Stored data entries

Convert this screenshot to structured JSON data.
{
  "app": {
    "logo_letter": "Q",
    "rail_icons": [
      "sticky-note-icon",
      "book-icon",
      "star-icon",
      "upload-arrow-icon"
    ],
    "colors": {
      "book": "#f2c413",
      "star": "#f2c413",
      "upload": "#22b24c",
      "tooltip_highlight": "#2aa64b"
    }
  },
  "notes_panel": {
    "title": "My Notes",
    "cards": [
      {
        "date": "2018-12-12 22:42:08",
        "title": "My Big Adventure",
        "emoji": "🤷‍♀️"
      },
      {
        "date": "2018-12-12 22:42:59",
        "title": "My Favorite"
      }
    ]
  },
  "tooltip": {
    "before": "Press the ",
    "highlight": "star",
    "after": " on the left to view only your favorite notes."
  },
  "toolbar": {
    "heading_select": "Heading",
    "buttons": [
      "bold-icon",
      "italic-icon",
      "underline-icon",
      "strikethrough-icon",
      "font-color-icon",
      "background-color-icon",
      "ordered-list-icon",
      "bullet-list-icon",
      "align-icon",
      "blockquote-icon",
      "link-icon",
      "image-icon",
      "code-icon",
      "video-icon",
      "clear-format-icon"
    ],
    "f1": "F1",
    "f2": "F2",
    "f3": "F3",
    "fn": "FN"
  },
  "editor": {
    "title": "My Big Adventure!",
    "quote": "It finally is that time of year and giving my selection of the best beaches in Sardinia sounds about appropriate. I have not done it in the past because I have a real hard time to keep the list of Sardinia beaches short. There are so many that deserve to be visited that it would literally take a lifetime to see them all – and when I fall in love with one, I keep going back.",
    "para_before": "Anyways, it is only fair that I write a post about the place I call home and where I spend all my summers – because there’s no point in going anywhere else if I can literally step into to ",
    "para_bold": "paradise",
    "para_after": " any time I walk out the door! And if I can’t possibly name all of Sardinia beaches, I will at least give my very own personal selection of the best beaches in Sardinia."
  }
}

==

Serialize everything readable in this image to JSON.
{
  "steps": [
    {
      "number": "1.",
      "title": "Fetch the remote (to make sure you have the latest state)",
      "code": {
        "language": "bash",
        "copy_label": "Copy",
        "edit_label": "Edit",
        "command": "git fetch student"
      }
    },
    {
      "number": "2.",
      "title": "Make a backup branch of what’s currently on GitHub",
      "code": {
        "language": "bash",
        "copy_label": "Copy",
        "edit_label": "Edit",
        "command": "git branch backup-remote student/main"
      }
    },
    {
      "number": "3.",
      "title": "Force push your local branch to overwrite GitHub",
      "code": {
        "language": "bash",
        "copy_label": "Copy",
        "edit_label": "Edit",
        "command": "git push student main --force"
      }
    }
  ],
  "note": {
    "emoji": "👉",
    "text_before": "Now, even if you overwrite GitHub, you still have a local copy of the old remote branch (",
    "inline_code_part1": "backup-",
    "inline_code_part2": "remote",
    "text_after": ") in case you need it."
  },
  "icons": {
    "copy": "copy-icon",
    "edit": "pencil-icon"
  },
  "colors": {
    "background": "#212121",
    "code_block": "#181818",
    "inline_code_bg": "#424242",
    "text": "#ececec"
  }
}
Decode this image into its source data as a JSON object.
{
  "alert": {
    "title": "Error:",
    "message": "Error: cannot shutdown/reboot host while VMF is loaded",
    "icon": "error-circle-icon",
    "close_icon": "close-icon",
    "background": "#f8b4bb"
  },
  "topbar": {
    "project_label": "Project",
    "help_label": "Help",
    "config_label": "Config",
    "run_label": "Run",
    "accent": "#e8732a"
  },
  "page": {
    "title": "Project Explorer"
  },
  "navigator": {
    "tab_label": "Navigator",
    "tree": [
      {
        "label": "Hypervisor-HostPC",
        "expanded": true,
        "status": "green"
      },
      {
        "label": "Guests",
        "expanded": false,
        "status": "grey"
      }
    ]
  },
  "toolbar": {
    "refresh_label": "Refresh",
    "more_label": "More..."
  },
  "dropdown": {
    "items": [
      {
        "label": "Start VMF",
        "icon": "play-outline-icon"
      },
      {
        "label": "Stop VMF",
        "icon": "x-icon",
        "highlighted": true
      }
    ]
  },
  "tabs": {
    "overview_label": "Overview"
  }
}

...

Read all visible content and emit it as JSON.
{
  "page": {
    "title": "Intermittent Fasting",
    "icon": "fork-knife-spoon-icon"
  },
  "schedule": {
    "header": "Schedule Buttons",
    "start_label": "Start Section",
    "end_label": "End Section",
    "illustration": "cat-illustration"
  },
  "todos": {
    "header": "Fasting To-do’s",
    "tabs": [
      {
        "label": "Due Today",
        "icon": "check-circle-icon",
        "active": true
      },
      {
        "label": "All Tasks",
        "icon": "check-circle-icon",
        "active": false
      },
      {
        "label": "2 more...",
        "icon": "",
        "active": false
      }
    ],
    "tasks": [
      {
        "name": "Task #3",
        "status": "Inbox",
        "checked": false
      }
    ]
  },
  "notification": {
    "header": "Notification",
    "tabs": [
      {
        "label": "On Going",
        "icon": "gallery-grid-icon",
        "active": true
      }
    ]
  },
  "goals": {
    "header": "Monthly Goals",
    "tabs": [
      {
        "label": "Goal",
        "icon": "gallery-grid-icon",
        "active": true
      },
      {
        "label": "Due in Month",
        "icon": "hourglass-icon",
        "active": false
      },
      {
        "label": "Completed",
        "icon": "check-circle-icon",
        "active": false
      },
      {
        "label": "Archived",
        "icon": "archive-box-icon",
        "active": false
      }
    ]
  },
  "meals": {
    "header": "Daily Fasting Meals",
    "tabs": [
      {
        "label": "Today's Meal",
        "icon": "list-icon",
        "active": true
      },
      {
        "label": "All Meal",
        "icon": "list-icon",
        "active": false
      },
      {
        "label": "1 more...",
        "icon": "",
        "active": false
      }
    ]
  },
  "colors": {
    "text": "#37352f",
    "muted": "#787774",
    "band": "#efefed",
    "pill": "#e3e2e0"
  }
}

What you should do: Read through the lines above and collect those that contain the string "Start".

Written answer:
        "label": "Start VMF",
    "start_label": "Start Section",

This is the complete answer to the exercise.